- _EXERCISE OBJECTIVE_: Starting from the first line below, count the lines carrying the string "Point" and answer with the count by itself.

- _INFORMATION GIVEN_:
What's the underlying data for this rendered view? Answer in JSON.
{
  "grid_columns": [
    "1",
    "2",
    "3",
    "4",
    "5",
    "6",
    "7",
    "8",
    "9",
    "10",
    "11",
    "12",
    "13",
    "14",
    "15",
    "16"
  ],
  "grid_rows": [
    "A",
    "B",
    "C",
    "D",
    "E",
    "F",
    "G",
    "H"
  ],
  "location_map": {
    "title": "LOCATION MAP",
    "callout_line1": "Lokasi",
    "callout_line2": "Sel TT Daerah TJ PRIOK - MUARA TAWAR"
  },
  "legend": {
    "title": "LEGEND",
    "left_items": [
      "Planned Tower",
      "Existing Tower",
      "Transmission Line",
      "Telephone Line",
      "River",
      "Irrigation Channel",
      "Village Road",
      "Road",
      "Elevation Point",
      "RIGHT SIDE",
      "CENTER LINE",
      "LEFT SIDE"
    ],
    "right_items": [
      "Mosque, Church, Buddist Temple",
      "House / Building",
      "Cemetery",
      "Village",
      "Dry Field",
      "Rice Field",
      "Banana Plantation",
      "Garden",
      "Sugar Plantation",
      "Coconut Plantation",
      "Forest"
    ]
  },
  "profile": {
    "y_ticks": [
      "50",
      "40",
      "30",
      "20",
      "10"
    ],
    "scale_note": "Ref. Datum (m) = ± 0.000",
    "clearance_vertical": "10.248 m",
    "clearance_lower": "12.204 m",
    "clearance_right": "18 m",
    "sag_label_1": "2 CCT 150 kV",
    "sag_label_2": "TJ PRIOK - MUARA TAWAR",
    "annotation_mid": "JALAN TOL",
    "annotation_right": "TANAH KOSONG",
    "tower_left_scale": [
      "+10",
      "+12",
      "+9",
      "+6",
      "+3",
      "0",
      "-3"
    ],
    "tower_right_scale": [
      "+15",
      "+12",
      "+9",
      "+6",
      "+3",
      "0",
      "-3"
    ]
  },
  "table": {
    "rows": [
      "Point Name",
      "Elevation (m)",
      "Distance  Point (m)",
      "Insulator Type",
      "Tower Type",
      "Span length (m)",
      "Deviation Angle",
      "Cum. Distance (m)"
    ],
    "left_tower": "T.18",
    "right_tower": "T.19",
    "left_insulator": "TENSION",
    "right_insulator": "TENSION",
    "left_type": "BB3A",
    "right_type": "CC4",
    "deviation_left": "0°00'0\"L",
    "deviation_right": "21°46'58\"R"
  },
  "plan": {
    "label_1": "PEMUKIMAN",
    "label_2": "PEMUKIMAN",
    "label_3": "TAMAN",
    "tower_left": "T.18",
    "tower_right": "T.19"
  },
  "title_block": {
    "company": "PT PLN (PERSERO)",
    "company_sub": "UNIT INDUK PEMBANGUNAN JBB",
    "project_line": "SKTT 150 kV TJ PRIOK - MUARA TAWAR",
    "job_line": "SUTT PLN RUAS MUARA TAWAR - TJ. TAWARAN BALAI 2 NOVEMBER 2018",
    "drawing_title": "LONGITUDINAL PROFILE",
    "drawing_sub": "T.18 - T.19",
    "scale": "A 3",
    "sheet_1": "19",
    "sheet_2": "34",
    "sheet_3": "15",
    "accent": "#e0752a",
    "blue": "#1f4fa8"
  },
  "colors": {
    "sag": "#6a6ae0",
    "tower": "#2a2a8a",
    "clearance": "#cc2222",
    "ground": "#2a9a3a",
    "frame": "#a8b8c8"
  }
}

- _EXPECTED ANSWER_: 3